I don’t know where Tim was headed with this one, but he missed the exit.

The Five Year-Engagement

Ugh… Ouch… *gut punch*…

Yep, that pretty much sums up how I feel about The Five-Year Engagement. Instead of just being critical, I have a way to fix this film. Make it a short. Use the first 15, and the last 10 min, then it would be great. Now I shall get back to the negative.

This was so bad on many fronts, I’m not sure where to start… I think main area of suckiness is that it didn’t know where to go. Tom Solomon (Jason Segel) is a successful sous chef of a San Francisco restaurant. Violet Barnes (Emily Blunt) is a student who gets accepted into a grad program in Michigan. Tom give up a promotion, (that he learns of after he has decided to move with Violet), to be the head chef of the owners new restaurant, The Clambar. As you can infer from the title, the engagement process is not a smooth one, and gets dragged out for, you guessed it, 5 years.

During this time, Tom is unable to be happy. He has given up his dream to follow the woman he loves across the country. His and Violet’s journey is not funny nor interesting. It’s sad and depressing. It seems more like a lesson in not being stupid about giving up the awesome things you have in a desperate hope that a single individual is the one for you.

While in Michigan, the best job Tom is able to find is at a sandwich shop. A large step down from sous chef. As the years go by, he adopts some hobbies including hunting, camping, brewing his own mead, and sweater knitting. During his hunting phase, he dresses everything in the house in carcasses of animals. And grows out lamb chop side burns. Violet has a moment where her professor misreads her signals and goes in for the kiss. This creates more unfunny issues. Jason Segal is also in danger of becoming the male version of Julia Roberts, right behind Hugh Grant.

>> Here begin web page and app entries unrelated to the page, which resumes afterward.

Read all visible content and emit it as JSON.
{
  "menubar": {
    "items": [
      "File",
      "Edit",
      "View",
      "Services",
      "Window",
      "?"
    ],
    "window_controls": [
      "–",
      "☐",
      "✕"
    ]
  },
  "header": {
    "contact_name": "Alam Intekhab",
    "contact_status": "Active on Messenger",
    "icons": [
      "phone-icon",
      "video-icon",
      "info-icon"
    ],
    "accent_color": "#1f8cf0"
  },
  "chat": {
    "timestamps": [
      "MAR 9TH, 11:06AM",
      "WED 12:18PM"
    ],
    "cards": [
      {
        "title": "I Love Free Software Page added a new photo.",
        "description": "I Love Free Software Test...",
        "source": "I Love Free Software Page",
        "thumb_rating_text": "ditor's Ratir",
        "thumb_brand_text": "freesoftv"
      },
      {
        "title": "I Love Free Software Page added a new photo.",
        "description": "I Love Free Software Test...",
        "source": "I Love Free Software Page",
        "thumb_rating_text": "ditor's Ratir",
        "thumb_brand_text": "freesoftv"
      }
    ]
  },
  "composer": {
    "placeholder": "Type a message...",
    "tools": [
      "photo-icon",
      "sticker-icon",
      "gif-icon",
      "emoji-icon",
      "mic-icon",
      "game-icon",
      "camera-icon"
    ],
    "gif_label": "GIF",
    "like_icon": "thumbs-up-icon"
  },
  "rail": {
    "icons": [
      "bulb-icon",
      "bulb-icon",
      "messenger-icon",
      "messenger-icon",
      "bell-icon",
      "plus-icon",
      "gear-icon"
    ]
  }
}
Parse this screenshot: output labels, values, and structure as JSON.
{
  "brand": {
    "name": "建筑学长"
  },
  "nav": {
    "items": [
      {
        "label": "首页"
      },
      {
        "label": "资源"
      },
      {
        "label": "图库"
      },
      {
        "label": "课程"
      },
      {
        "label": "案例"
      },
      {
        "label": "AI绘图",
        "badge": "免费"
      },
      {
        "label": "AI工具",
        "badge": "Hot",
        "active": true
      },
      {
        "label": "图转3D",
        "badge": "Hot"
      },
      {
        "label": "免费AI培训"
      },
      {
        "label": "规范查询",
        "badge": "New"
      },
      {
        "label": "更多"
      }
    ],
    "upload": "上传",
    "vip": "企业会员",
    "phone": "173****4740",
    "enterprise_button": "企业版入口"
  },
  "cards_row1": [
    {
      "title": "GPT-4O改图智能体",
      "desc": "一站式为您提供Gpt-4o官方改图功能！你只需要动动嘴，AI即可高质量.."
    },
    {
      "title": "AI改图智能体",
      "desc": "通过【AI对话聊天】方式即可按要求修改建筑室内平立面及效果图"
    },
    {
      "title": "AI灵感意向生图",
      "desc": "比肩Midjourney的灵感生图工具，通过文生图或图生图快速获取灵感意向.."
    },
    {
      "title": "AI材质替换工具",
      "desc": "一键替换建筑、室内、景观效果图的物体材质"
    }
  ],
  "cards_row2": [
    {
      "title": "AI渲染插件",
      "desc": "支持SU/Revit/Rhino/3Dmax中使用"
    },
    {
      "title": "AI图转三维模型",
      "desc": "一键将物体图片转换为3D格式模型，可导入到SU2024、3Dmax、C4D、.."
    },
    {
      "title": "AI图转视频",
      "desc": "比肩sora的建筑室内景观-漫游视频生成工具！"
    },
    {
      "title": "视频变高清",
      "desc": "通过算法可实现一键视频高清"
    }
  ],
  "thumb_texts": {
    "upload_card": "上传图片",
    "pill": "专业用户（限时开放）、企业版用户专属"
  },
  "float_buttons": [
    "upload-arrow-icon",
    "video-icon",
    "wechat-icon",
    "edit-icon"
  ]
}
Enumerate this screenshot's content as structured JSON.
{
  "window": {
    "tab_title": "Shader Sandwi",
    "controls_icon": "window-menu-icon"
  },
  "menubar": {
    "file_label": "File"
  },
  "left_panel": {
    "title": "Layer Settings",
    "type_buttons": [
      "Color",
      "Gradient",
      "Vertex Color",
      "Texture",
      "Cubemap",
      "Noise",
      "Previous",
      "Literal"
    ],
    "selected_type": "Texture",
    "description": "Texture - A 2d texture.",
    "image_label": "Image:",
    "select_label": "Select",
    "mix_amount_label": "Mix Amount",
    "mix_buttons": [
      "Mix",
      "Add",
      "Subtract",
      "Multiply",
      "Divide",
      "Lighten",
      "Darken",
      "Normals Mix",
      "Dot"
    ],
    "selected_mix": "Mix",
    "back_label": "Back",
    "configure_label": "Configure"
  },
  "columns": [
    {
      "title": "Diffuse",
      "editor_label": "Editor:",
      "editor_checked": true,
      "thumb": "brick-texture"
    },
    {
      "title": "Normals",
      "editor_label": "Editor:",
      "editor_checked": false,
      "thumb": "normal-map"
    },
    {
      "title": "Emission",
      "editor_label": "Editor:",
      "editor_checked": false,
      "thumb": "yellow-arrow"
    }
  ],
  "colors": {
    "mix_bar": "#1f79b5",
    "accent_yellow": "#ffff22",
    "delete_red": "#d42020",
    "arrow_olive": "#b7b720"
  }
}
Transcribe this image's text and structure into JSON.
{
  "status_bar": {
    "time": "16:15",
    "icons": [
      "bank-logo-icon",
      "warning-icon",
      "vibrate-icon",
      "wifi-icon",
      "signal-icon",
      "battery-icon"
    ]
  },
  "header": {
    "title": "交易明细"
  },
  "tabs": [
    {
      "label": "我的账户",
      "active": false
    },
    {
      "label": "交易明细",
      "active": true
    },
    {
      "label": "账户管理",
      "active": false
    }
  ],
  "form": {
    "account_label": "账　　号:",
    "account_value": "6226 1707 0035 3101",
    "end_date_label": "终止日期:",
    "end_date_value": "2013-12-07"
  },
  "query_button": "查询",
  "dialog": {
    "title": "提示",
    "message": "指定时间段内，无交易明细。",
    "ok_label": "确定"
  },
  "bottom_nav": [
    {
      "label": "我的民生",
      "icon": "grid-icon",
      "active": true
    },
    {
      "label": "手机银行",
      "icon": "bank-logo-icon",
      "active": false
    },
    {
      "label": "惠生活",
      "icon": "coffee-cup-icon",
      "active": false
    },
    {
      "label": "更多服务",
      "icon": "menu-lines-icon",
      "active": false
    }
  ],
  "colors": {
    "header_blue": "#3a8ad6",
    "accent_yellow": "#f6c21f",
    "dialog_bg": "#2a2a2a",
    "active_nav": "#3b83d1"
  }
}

They ultimately break up and try to proceed. Tom back in San Fran, with Violet staying in Michigan. MORE depression…

Here comes the spoilage, they eventually get together!!! Back to the goodness of this film. The opening is cute, where Tom has an elaborate plan to propose, during which flashbacks are inserted to show how they met at a costume party. Now jump to the end->  Violet has an argument with her sister Suzie (Alison Brie) while they use the voices of Elmo and Cookie Monster. Violet hatches an elaborate plan to propose to Tom. And if he accepts, they will get married right then. He does, they do, and it is truly heartwarming!

Jason, JuddNicholas, I expected more. The shock and awww… idea used in previous movies just doesn’t work here. Tom falling asleep in the snow and losing a toe. The aforementioned house covered in carcasses. Violet getting shot with a crossbow. Grandparents dying off before the wedding. Using Alex (Chris Pratt) as the abrasive comedic foil, he’s too abrasive. Oh yeah, forgot to mention he knocks up Suzie early in the movie and they end up married and ultimately ends up a good father and husband. Yet he retains too much abrasiveness to become likable. I’d rather see the characters die in a firey train wreck, then I might have some sympathy.